Our research involves developing mathematical and computer models of marine systems. The systems we research encompass a wide range of scales; a single particle of marine detritus sinking on the ocean and the biological, physical, and chemical processes that affect it as it sinks; the growth of plants in a coastal seagrass bed or a salt marsh; the fate of carbon in the global ocean. We work very closely with field and laboratory scientists, exchanging information so as to improve the predictive ability of our models and our understanding of the systems we are investigating.
Aggregation and Sedimentation of Marine Snow and Oil
Oil from natural sources or from an oil spill can interact and aggregate with naturally occurring particles such as suspended sedimentary particles, algal cells, or detrital material. Large aggregates, commonly called marine snow can sink through the water column, taking any oil they contain with them. We are part of a Gulf of Mexico Research Initiative to develop predictive models of aggregation between oil and marine particles so that we can better understand the flux of oil from the surface to the sea floor. This project involves an interdisciplinary team using field data, laboratory experiments, and computer modeling to improve our understanding of the fate of oil in the marine environment. Visit here to learn more about this project.
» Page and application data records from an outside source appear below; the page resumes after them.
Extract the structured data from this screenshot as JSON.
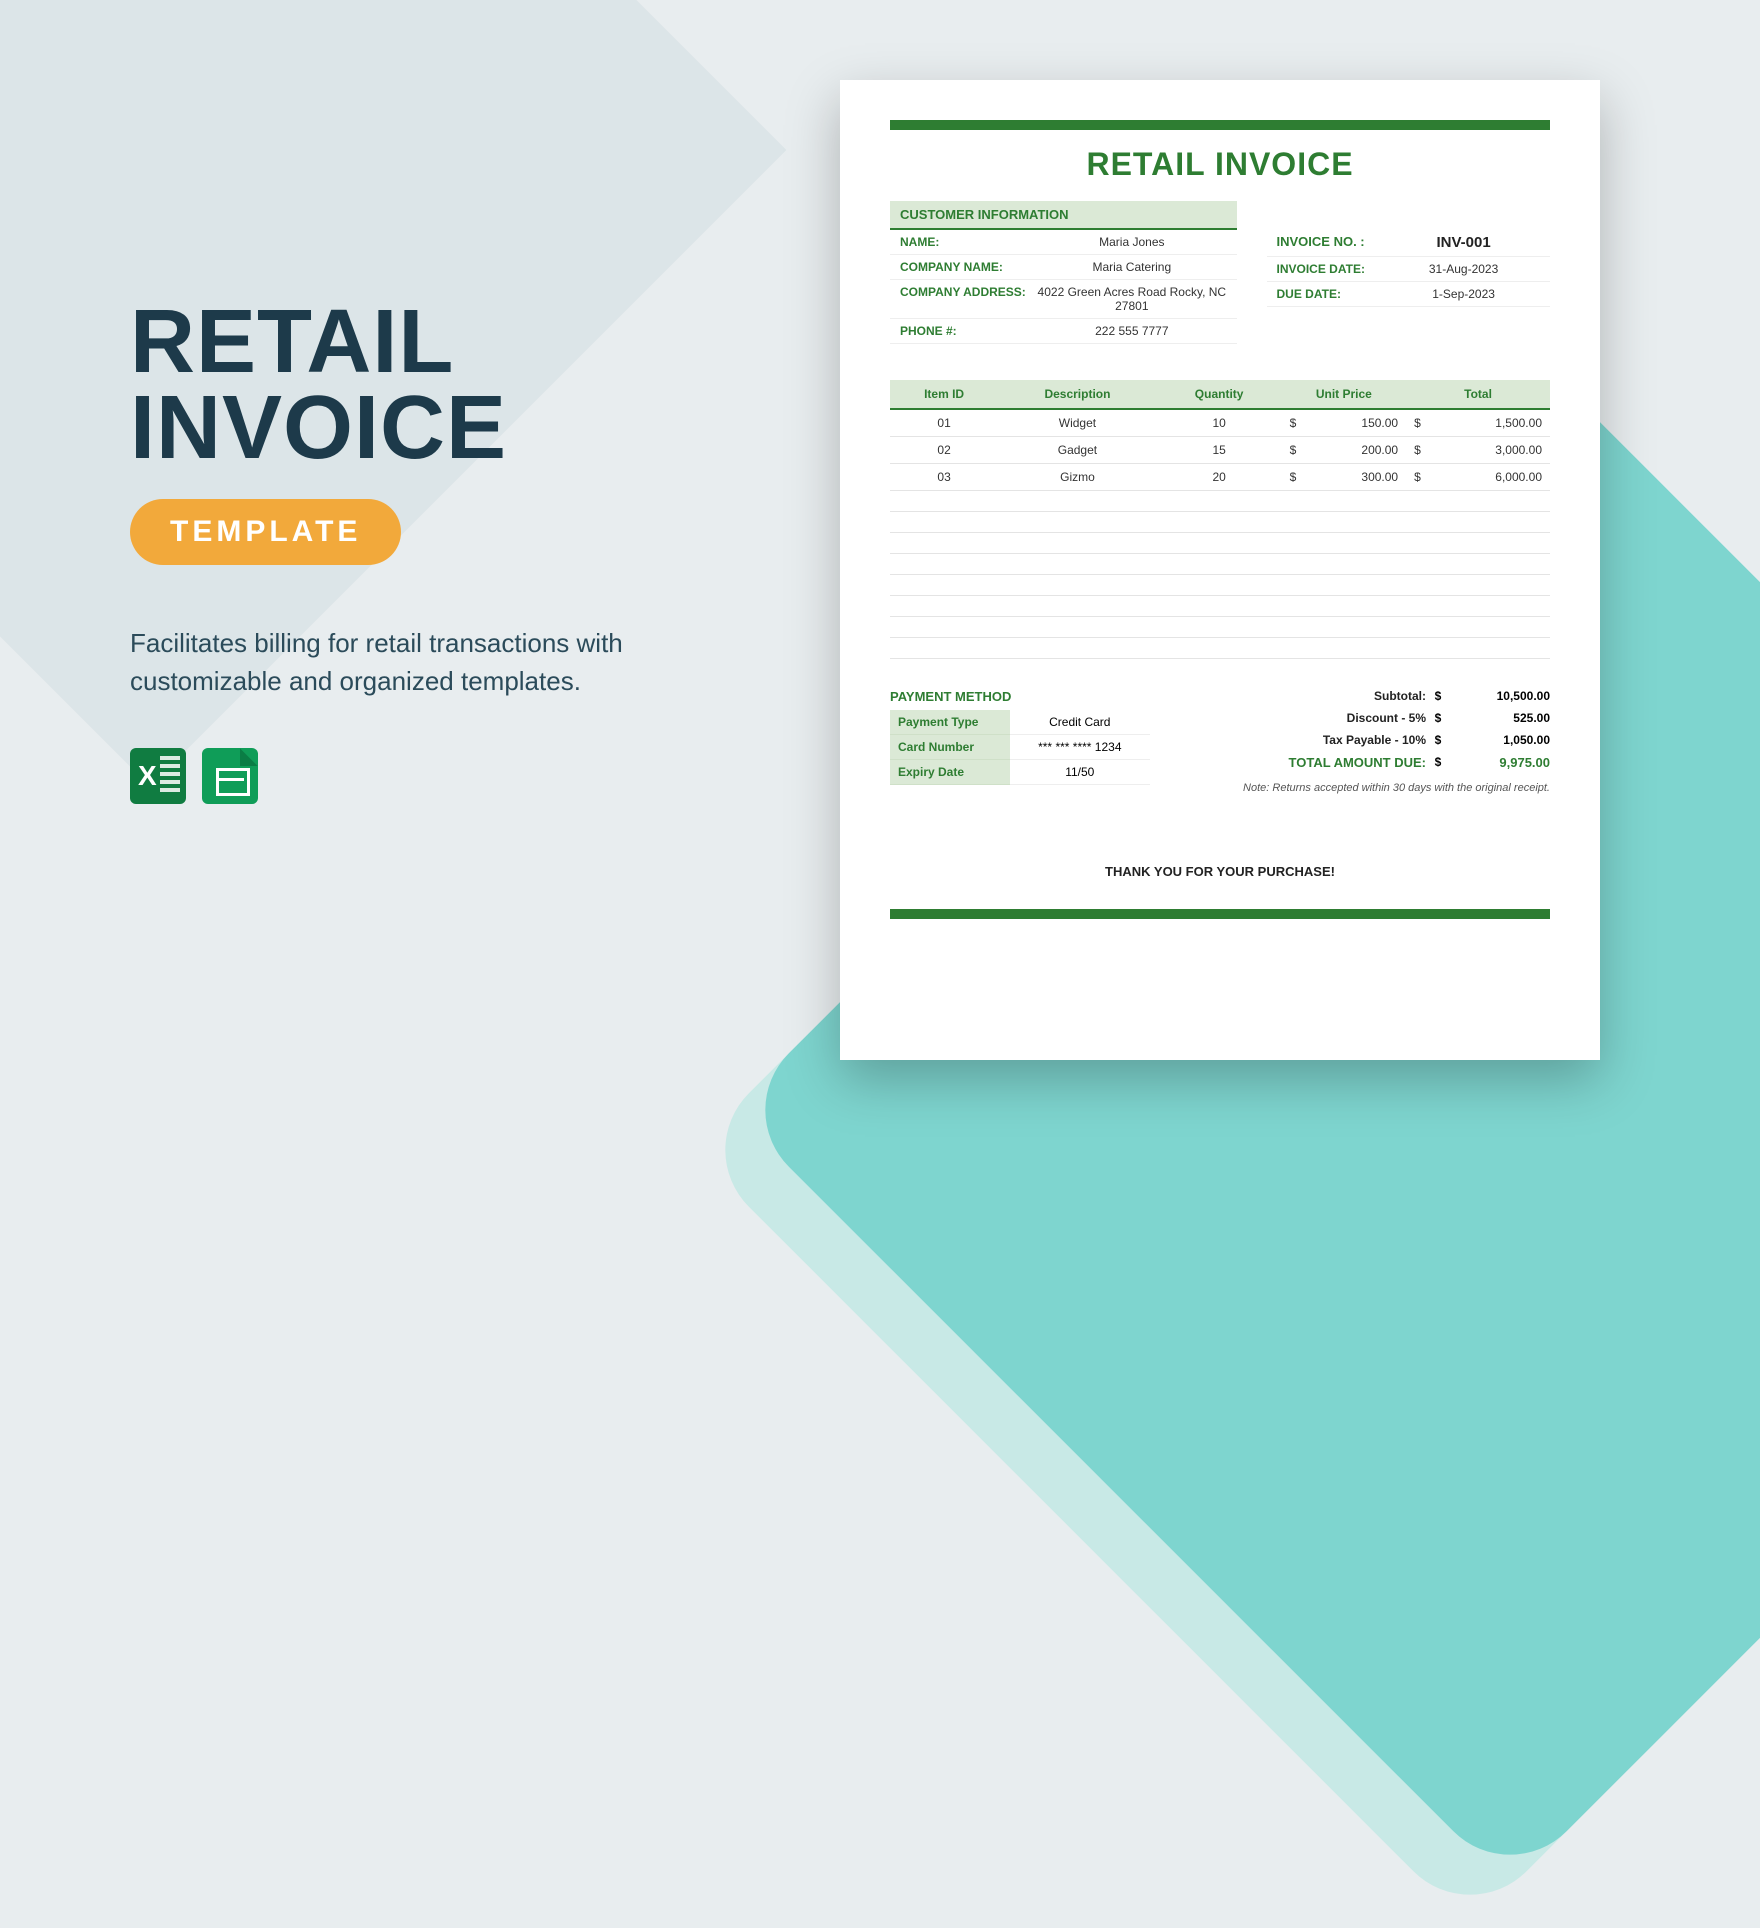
{
  "promo": {
    "title_line1": "RETAIL",
    "title_line2": "INVOICE",
    "badge": "TEMPLATE",
    "description": "Facilitates billing for retail transactions with customizable and organized templates."
  },
  "document": {
    "title": "RETAIL INVOICE",
    "customer_section_header": "CUSTOMER INFORMATION",
    "customer": {
      "name_label": "NAME:",
      "name_value": "Maria Jones",
      "company_label": "COMPANY NAME:",
      "company_value": "Maria Catering",
      "address_label": "COMPANY ADDRESS:",
      "address_value": "4022 Green Acres Road Rocky, NC 27801",
      "phone_label": "PHONE #:",
      "phone_value": "222 555 7777"
    },
    "invoice_meta": {
      "no_label": "INVOICE NO. :",
      "no_value": "INV-001",
      "date_label": "INVOICE DATE:",
      "date_value": "31-Aug-2023",
      "due_label": "DUE DATE:",
      "due_value": "1-Sep-2023"
    },
    "items_header": {
      "id": "Item ID",
      "desc": "Description",
      "qty": "Quantity",
      "unit": "Unit Price",
      "total": "Total"
    },
    "items": [
      {
        "id": "01",
        "desc": "Widget",
        "qty": "10",
        "unit": "150.00",
        "total": "1,500.00"
      },
      {
        "id": "02",
        "desc": "Gadget",
        "qty": "15",
        "unit": "200.00",
        "total": "3,000.00"
      },
      {
        "id": "03",
        "desc": "Gizmo",
        "qty": "20",
        "unit": "300.00",
        "total": "6,000.00"
      }
    ],
    "currency": "$",
    "payment_header": "PAYMENT METHOD",
    "payment": {
      "type_label": "Payment Type",
      "type_value": "Credit Card",
      "card_label": "Card Number",
      "card_value": "*** *** **** 1234",
      "expiry_label": "Expiry Date",
      "expiry_value": "11/50"
    },
    "totals": {
      "subtotal_label": "Subtotal:",
      "subtotal_value": "10,500.00",
      "discount_label": "Discount - 5%",
      "discount_value": "525.00",
      "tax_label": "Tax Payable - 10%",
      "tax_value": "1,050.00",
      "due_label": "TOTAL AMOUNT DUE:",
      "due_value": "9,975.00"
    },
    "note": "Note: Returns accepted within 30 days with the original receipt.",
    "thanks": "THANK YOU FOR YOUR PURCHASE!"
  }
}
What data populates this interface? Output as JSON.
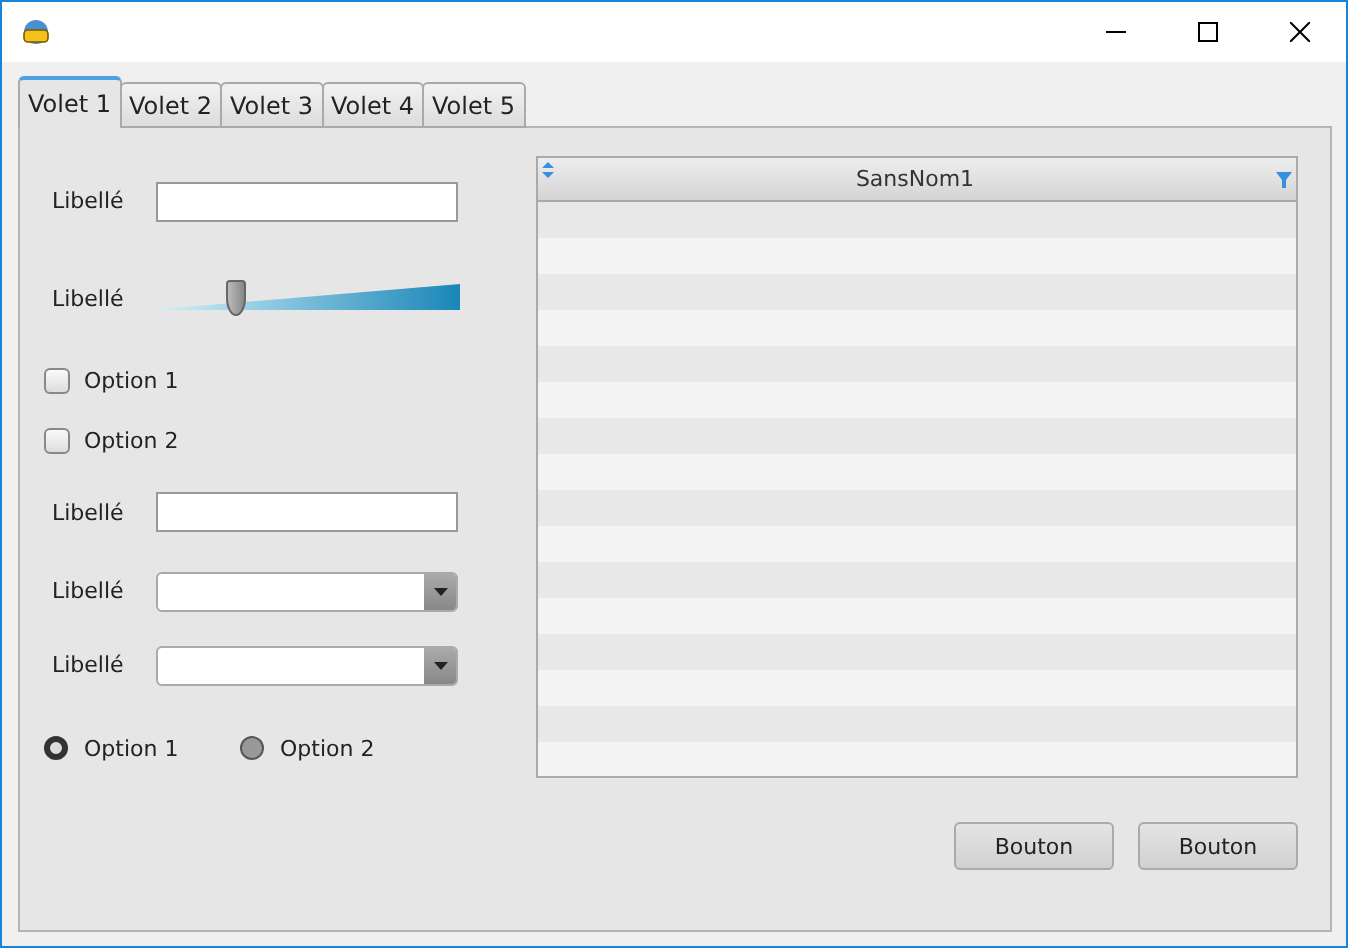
{
  "tabs": [
    {
      "label": "Volet 1",
      "selected": true
    },
    {
      "label": "Volet 2",
      "selected": false
    },
    {
      "label": "Volet 3",
      "selected": false
    },
    {
      "label": "Volet 4",
      "selected": false
    },
    {
      "label": "Volet 5",
      "selected": false
    }
  ],
  "form": [
    {
      "kind": "text",
      "label": "Libellé"
    },
    {
      "kind": "slider",
      "label": "Libellé",
      "level": 0.28
    },
    {
      "kind": "checkbox",
      "label": "Option 1",
      "checked": false
    },
    {
      "kind": "checkbox",
      "label": "Option 2",
      "checked": false
    },
    {
      "kind": "text",
      "label": "Libellé"
    },
    {
      "kind": "combo",
      "label": "Libellé"
    },
    {
      "kind": "combo",
      "label": "Libellé"
    },
    {
      "kind": "radios",
      "options": [
        {
          "label": "Option 1",
          "selected": true
        },
        {
          "label": "Option 2",
          "selected": false
        }
      ]
    }
  ],
  "table": {
    "columns": [
      "SansNom1"
    ]
  },
  "buttons": [
    "Bouton",
    "Bouton"
  ]
}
Modeling Salt Marshes
Salt marshes are a common feature in coastal areas, providing habitat for a diverse range of plants, animals, birds, fish, and even microbes. Physical protection against storms is one of the many useful services that salt marshes provide us. Our group is an active part of the Georgia Coastal Ecosystems Long Term Ecological Research (GCE-LTER) Project based on Sapelo Island, Georgia, USA. For this project we are modeling plant growth and production as well as studying climatic influences on the ecosystem. To learn more about the GCE-LTER, visit here.
Relating Carbon Export to Remotely Sensed Optical Properties
The oceans take up approximately half of the carbon dioxide that humans emit into the Earth’s atmosphere. Microscopic algal cells in the surface waters take up that carbon and a fraction of this sinks into the deep ocean as biological detritus. Some of this sinking carbon reaches sufficient depths that it is effectively sequestered by the oceans for long periods of time. Satellites can be used to provide global maps of the surface algal biomass and production, but cannot see deeper into the ocean to measure this sinking carbon. We are part of the NASA-funded EXPORTS program which aims to develop linkages between the signals that satellites can detect and the carbon sinking in the deep ocean. Visit here to learn more about the EXPORTS program.